Deflecting blame over the pharma industry’s rising list prices for insulin, Reilly said in most cases the net prices seen by drugmakers have decreased over the past 10 years and called out PBMs for refusing to put lower-priced insulin alternatives onto their formularies.
She stated the theory that PBMs may be disinclined to offer lower cost drugs due to what she termed as the “addictive nature of rebates.”
In most cases discounts and rebates negotiated between PBMs and manufacturers are kept secret and higher rebates are often used as leverage for better formulary placement.
One topic where panelists from across the industry seemed leery to engage with was the idea of actually lowering insulin list prices, which could lead to lower revenues across the supply chain.
Three drugmakers dominate the global market for insulin – Eli Lilly, Sanofi and Novo Nordisk – and the trio regularly raise the list price for their insulin products. Patient advocates argue that the current rebate system cloaks the ways that members of the insulin industry extract profits from continual price increases, while passing the buck to patients.
“We keep going back to the issue of rebates, but what’s interesting is we have competition in the market between three insulins and there’s still stepwise rises in pricing,” Aaron Kowalski, the president and CEO of nonprofit diabetes research and advocacy group JDRF.

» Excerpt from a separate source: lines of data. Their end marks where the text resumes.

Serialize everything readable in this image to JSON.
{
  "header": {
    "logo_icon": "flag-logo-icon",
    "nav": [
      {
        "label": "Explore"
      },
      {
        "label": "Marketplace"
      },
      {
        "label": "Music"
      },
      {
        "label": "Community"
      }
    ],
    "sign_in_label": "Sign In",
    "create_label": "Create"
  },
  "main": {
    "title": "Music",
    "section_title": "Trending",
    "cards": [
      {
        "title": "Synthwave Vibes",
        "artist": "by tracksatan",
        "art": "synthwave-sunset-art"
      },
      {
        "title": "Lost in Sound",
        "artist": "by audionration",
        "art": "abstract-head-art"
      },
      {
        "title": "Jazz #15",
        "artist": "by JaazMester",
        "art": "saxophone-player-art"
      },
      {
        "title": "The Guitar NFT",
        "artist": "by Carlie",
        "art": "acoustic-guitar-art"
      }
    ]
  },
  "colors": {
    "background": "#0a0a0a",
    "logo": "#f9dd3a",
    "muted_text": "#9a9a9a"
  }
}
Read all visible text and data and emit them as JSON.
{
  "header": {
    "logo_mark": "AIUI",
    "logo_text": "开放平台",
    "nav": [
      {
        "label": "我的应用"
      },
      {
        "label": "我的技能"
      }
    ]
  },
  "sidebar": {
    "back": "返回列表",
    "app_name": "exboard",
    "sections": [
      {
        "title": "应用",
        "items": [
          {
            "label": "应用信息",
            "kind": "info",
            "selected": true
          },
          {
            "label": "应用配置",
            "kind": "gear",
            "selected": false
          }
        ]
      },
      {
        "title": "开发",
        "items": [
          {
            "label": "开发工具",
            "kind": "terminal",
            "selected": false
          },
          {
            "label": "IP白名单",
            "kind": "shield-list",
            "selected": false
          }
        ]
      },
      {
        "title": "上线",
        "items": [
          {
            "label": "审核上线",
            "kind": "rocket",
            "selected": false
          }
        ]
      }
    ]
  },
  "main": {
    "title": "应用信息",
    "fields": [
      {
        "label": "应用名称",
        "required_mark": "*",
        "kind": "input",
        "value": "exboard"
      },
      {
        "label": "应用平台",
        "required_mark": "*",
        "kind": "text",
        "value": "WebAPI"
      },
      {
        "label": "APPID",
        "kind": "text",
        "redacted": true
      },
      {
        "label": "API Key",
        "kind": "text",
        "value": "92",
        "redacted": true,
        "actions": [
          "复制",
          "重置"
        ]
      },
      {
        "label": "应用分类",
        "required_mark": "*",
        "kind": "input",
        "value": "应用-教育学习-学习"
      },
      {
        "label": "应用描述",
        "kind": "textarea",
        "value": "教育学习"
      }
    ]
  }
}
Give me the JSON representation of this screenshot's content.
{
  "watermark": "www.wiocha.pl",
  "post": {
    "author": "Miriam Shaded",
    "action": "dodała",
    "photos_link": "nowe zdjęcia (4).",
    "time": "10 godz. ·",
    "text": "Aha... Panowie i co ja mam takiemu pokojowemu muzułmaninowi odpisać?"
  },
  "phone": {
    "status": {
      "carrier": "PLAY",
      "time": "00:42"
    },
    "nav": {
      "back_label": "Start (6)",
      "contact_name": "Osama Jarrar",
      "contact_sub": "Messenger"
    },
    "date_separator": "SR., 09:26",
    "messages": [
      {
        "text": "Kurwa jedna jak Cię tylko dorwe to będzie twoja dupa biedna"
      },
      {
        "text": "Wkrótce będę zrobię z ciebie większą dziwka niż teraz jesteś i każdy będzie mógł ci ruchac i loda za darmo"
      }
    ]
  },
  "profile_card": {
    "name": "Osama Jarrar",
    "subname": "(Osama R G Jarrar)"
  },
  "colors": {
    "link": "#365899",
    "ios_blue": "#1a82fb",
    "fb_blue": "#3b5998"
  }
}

“If there were true market economics here, we would see low list prices for diabetes. I’m not a trained economist, but I know that if you have three relatively similar products in the market, prices don’t normally go up, they go down.”
Here are some of the statistics around insulin pricing in the U.S.
Between 2012 and 2016, average insulin spending for patients with Type 1 diabetes nearly doubled from $2,864 to $5,705 and a recent clinical study published in JAMA Internal Medicine found that 30 percent of patients ration their insulin.
The human cost behind those numbers is striking.
In 2017, a 26-year-old Minneapolis man named Alec Smith was found dead in his apartment from diabetic ketoacidosis, less than a month after the insurance coverage he received from his mother lapsed. Without employer-sponsored insurance, Smith was forced to ration his insulin supply because of the high cost of his medication, eventually leading to his death.
These stories have led to patient advocates to call for a wholescale revamp of how insulin is priced and offered to individuals with diabetes.
“There is a completely broken system with these rebates, the conflict on interest at the health plan and the PBM level is out of control and it’s probably going to take an act of Congress to stop it,” said George Huntley, the director of the National Diabetes Volunteer Leadership Council and a former chair of the ADA, in an interview after the panel.
Alongside the possibility of federal action, individual states are making their own moves. Earlier this month, Colorado became the first state to pass a law capping out-of-pocket costs for insulin for insured patients at $100 a month.
Last month, the attorney general of Kentucky sued the three major insulin manufacturers for violating the state’s consumer protection law.
The ADA published a white paper last year in Diabetes Care which outlined routes to improve access and affordability of insulin. The study found that manufacturer rebates are often not directly passed to diabetes patients and recommended point-of-sale discounts as a one answer.
Additionally, the researchers wrote that “the current payment system should rely less on rebates, discounts, and fees based on list price.”
One of article’s main points was that the complex network of manufacturers, wholesalers, PBMs, pharmacies, health plans and employers creates a system that feeds upon itself and where no agreed-upon price for any insulin formulation exists.
“Everybody’s on this carousel and its spinning so fast that nobody can get off. If they step off they’re going to fall and skin their knee,” Huntley said. “The only way to stop it is stop the whole thing once and let everybody get off.”
Picture: z_wei, Getty Images